There are a couple of issues with the rankings that Newsweek should address, however, regarding a false sense of accuracy and cross-industry comparisons. These issues are not unique to Newsweek's rankings. Yet with the broadest exposure to consumers among sustainability rankings, improvements by Newsweek would improve other rankings too.
Newsweek's methodology, supported by detailed analysis from research partners Trucost and Sustainalytics, is described here in detail. In brief, the ultimate "green score" used to determine rankings for 500 U.S. and 500 global companies comprises a weighted average of environmental impact, environmental management, and disclosure scores.
Last year, Newsweek reported its green score to four significant figures (e.g., 76.24). This year, just three (e.g., 76.2). Without reporting error, though, even three significant figures implies that there is a meaningful difference between Intel and Adobe, for example, whose scores differ by a tenth of a point.
Among other estimates, Trucost assigns a dollar value to the potential cost to society of damage to the environment from each company's practices. Attempting to do so is worthwhile but not possible to a high degree of certainty. The reported scores do not adequately reflect the compounding effect of multiple uncertain evaluations.
Apples to Apples
Newsweek normalizes its rankings to take into account innate differences in the environmental impact of various industry sectors. In a webinar last month, Annie White, Research Manager at Newsweek's rankings partner Sustainalytics, explained that the environmental impact score, for example, considers individual scores in multiple categories weighted according to their importance by industry. Some categories are zeroed out for particular industries if they don't apply.
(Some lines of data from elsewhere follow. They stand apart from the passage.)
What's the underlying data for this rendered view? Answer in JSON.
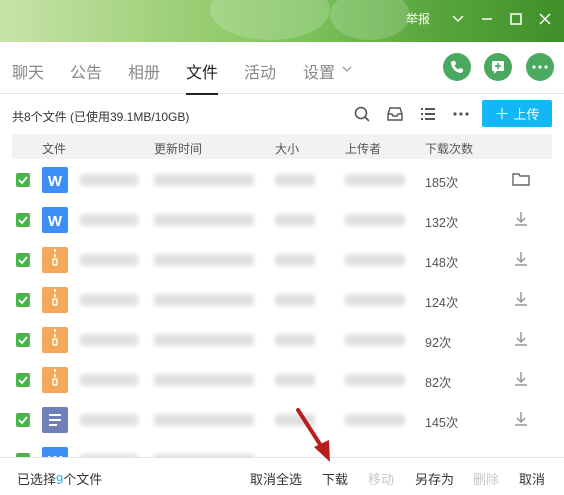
{
  "titlebar": {
    "report": "举报"
  },
  "tabs": [
    "聊天",
    "公告",
    "相册",
    "文件",
    "活动",
    "设置"
  ],
  "info": {
    "summary": "共8个文件 (已使用39.1MB/10GB)"
  },
  "toolbar": {
    "upload_label": "上传",
    "upload_plus": "＋"
  },
  "table": {
    "headers": {
      "file": "文件",
      "updated": "更新时间",
      "size": "大小",
      "uploader": "上传者",
      "downloads": "下载次数"
    },
    "rows": [
      {
        "type": "word",
        "downloads": "185次",
        "action": "folder-icon"
      },
      {
        "type": "word",
        "downloads": "132次",
        "action": "download-icon"
      },
      {
        "type": "zip",
        "downloads": "148次",
        "action": "download-icon"
      },
      {
        "type": "zip",
        "downloads": "124次",
        "action": "download-icon"
      },
      {
        "type": "zip",
        "downloads": "92次",
        "action": "download-icon"
      },
      {
        "type": "zip",
        "downloads": "82次",
        "action": "download-icon"
      },
      {
        "type": "doc",
        "downloads": "145次",
        "action": "download-icon"
      }
    ]
  },
  "bottom": {
    "selected_prefix": "已选择",
    "selected_count": "9",
    "selected_suffix": "个文件",
    "deselect_all": "取消全选",
    "download": "下载",
    "move": "移动",
    "save_as": "另存为",
    "delete": "删除",
    "cancel": "取消"
  },
  "colors": {
    "accent": "#12b7f5",
    "check": "#4bb54b",
    "titlebar": "#7bc15a",
    "word": "#3e8ef7",
    "zip": "#f5a75a"
  }
}
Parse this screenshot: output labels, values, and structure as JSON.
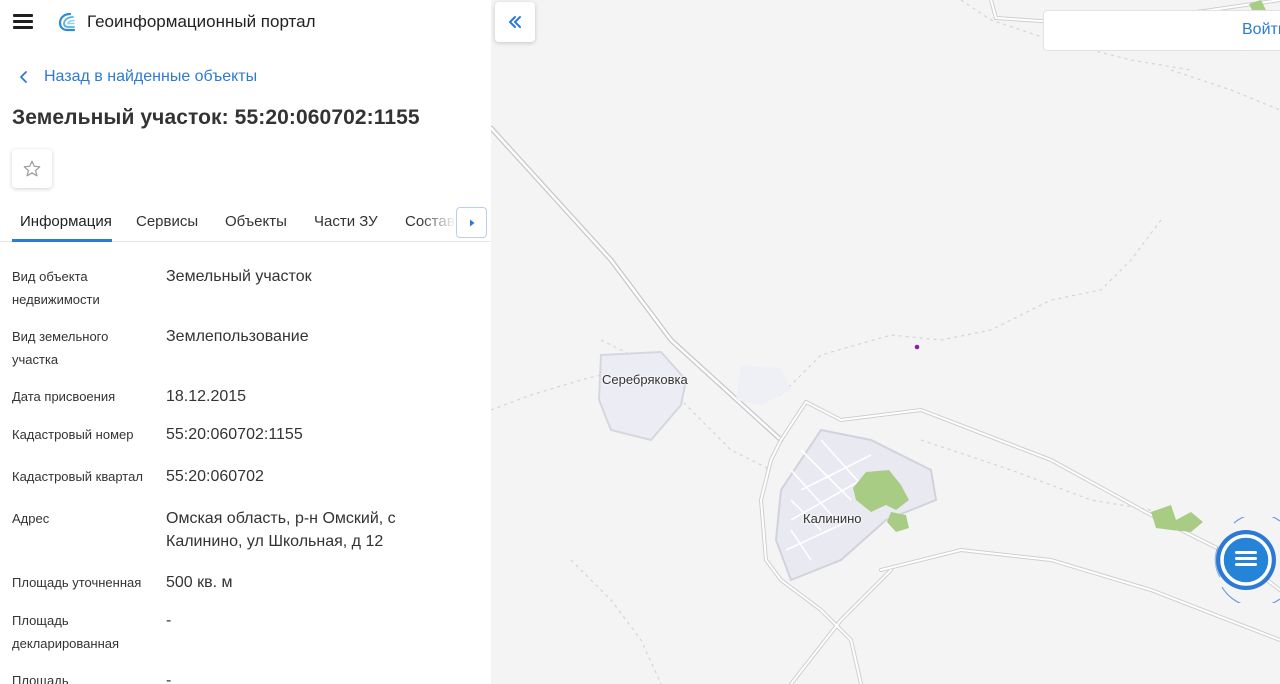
{
  "header": {
    "app_title": "Геоинформационный портал",
    "menu_icon": "hamburger-menu-icon",
    "logo_icon": "portal-logo-icon"
  },
  "back_link": {
    "label": "Назад в найденные объекты",
    "icon": "chevron-left-icon"
  },
  "page_title": "Земельный участок: 55:20:060702:1155",
  "favorite": {
    "icon": "star-outline-icon"
  },
  "tabs": [
    {
      "label": "Информация",
      "active": true
    },
    {
      "label": "Сервисы",
      "active": false
    },
    {
      "label": "Объекты",
      "active": false
    },
    {
      "label": "Части ЗУ",
      "active": false
    },
    {
      "label": "Состав",
      "active": false
    }
  ],
  "tabs_scroll_icon": "caret-right-icon",
  "details": [
    {
      "label": "Вид объекта недвижимости",
      "value": "Земельный участок"
    },
    {
      "label": "Вид земельного участка",
      "value": "Землепользование"
    },
    {
      "label": "Дата присвоения",
      "value": "18.12.2015"
    },
    {
      "label": "Кадастровый номер",
      "value": "55:20:060702:1155"
    },
    {
      "label": "Кадастровый квартал",
      "value": "55:20:060702"
    },
    {
      "label": "Адрес",
      "value": "Омская область, р-н Омский, с Калинино, ул Школьная, д 12"
    },
    {
      "label": "Площадь уточненная",
      "value": "500 кв. м"
    },
    {
      "label": "Площадь декларированная",
      "value": "-"
    },
    {
      "label": "Площадь",
      "value": "-"
    }
  ],
  "map": {
    "collapse_icon": "double-chevron-left-icon",
    "login_label": "Войти",
    "places": [
      {
        "name": "Серебряковка"
      },
      {
        "name": "Калинино"
      }
    ],
    "chat_icon": "chat-bubble-icon",
    "accent_color": "#2d7ad6",
    "vegetation_color": "#a9cc84",
    "marker_color": "#8a1fa8"
  }
}
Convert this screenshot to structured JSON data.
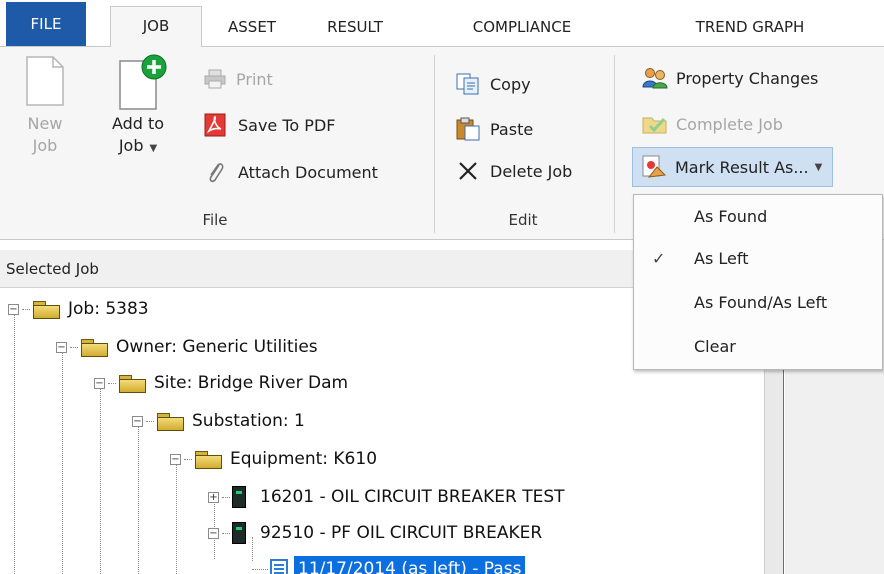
{
  "tabs": [
    "FILE",
    "JOB",
    "ASSET",
    "RESULT",
    "COMPLIANCE",
    "TREND GRAPH"
  ],
  "ribbon": {
    "file_group": {
      "new_job": [
        "New",
        "Job"
      ],
      "add_to_job": [
        "Add to",
        "Job"
      ],
      "print": "Print",
      "save_pdf": "Save To PDF",
      "attach": "Attach Document",
      "label": "File"
    },
    "edit_group": {
      "copy": "Copy",
      "paste": "Paste",
      "delete": "Delete Job",
      "label": "Edit"
    },
    "result_group": {
      "property_changes": "Property Changes",
      "complete_job": "Complete Job",
      "mark_result": "Mark Result As..."
    }
  },
  "dropdown": {
    "items": [
      "As Found",
      "As Left",
      "As Found/As Left",
      "Clear"
    ],
    "checked": "As Left"
  },
  "panel": {
    "title": "Selected Job"
  },
  "tree": {
    "job": "Job: 5383",
    "owner": "Owner: Generic Utilities",
    "site": "Site: Bridge River Dam",
    "substation": "Substation: 1",
    "equipment": "Equipment: K610",
    "asset1": "16201 - OIL CIRCUIT BREAKER TEST",
    "asset2": "92510 - PF OIL CIRCUIT BREAKER",
    "result": "11/17/2014 (as left) - Pass"
  },
  "colors": {
    "file_tab": "#1e5aa8",
    "selection": "#0c6fe0",
    "mark_button": "#cfe0f3"
  }
}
Despite these attempts to standardize across industries, the average green score of the companies within each industry correlates highly with the energy and material intensity of that industry. The graph of industry average green scores shows that, generally speaking, industry sectors that deliver relatively less energy and material-intensive products, like IT services, media, and telecom, have significantly higher scores on average than industries like utilities, materials, and energy. The highest scoring industry, IT, averages a score of 62.5, while the lowest scoring industry, utilities, averages a whopping 22 points lower.